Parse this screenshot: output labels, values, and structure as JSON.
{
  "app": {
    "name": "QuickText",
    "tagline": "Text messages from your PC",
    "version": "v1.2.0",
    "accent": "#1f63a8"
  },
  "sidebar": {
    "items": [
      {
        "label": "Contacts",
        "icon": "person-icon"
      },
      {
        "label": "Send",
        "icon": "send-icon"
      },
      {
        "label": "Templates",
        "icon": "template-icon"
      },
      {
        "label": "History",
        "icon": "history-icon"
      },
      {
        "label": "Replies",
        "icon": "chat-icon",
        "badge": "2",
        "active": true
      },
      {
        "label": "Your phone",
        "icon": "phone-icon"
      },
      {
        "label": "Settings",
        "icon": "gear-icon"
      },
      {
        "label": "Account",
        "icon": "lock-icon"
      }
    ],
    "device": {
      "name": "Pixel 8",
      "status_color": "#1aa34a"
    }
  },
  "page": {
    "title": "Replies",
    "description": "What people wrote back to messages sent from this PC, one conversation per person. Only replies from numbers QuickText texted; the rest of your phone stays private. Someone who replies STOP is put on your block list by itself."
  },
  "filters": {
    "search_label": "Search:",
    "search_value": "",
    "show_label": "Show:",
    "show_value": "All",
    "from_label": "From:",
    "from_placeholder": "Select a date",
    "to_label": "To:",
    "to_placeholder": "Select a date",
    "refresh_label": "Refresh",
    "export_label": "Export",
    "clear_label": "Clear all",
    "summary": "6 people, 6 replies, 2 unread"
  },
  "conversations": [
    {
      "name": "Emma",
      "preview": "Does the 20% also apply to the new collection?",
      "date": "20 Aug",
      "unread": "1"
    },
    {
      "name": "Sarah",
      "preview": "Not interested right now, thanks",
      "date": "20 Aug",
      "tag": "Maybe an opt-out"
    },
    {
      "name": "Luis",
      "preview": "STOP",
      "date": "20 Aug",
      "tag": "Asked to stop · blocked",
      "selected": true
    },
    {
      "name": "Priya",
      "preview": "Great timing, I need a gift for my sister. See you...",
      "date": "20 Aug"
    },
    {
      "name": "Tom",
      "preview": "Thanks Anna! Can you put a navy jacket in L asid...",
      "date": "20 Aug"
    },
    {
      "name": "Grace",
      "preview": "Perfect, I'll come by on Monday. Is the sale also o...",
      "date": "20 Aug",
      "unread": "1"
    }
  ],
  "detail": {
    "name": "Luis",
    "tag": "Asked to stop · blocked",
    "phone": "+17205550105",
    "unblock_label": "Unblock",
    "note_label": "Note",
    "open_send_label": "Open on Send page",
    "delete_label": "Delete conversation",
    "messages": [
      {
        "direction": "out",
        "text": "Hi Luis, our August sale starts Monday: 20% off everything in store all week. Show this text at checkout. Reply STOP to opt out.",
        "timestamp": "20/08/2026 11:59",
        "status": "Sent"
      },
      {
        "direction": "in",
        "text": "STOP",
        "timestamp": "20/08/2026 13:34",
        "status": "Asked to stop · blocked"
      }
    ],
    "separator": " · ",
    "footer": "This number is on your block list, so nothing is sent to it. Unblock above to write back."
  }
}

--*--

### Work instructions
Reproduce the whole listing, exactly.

### Response area
Parse this screenshot: output labels, values, and structure as JSON.
{
  "app": {
    "name": "QuickText",
    "tagline": "Text messages from your PC",
    "version": "v1.2.0",
    "accent": "#1f63a8"
  },
  "sidebar": {
    "items": [
      {
        "label": "Contacts",
        "icon": "person-icon"
      },
      {
        "label": "Send",
        "icon": "send-icon"
      },
      {
        "label": "Templates",
        "icon": "template-icon"
      },
      {
        "label": "History",
        "icon": "history-icon"
      },
      {
        "label": "Replies",
        "icon": "chat-icon",
        "badge": "2",
        "active": true
      },
      {
        "label": "Your phone",
        "icon": "phone-icon"
      },
      {
        "label": "Settings",
        "icon": "gear-icon"
      },
      {
        "label": "Account",
        "icon": "lock-icon"
      }
    ],
    "device": {
      "name": "Pixel 8",
      "status_color": "#1aa34a"
    }
  },
  "page": {
    "title": "Replies",
    "description": "What people wrote back to messages sent from this PC, one conversation per person. Only replies from numbers QuickText texted; the rest of your phone stays private. Someone who replies STOP is put on your block list by itself."
  },
  "filters": {
    "search_label": "Search:",
    "search_value": "",
    "show_label": "Show:",
    "show_value": "All",
    "from_label": "From:",
    "from_placeholder": "Select a date",
    "to_label": "To:",
    "to_placeholder": "Select a date",
    "refresh_label": "Refresh",
    "export_label": "Export",
    "clear_label": "Clear all",
    "summary": "6 people, 6 replies, 2 unread"
  },
  "conversations": [
    {
      "name": "Emma",
      "preview": "Does the 20% also apply to the new collection?",
      "date": "20 Aug",
      "unread": "1"
    },
    {
      "name": "Sarah",
      "preview": "Not interested right now, thanks",
      "date": "20 Aug",
      "tag": "Maybe an opt-out"
    },
    {
      "name": "Luis",
      "preview": "STOP",
      "date": "20 Aug",
      "tag": "Asked to stop · blocked",
      "selected": true
    },
    {
      "name": "Priya",
      "preview": "Great timing, I need a gift for my sister. See you...",
      "date": "20 Aug"
    },
    {
      "name": "Tom",
      "preview": "Thanks Anna! Can you put a navy jacket in L asid...",
      "date": "20 Aug"
    },
    {
      "name": "Grace",
      "preview": "Perfect, I'll come by on Monday. Is the sale also o...",
      "date": "20 Aug",
      "unread": "1"
    }
  ],
  "detail": {
    "name": "Luis",
    "tag": "Asked to stop · blocked",
    "phone": "+17205550105",
    "unblock_label": "Unblock",
    "note_label": "Note",
    "open_send_label": "Open on Send page",
    "delete_label": "Delete conversation",
    "messages": [
      {
        "direction": "out",
        "text": "Hi Luis, our August sale starts Monday: 20% off everything in store all week. Show this text at checkout. Reply STOP to opt out.",
        "timestamp": "20/08/2026 11:59",
        "status": "Sent"
      },
      {
        "direction": "in",
        "text": "STOP",
        "timestamp": "20/08/2026 13:34",
        "status": "Asked to stop · blocked"
      }
    ],
    "separator": " · ",
    "footer": "This number is on your block list, so nothing is sent to it. Unblock above to write back."
  }
}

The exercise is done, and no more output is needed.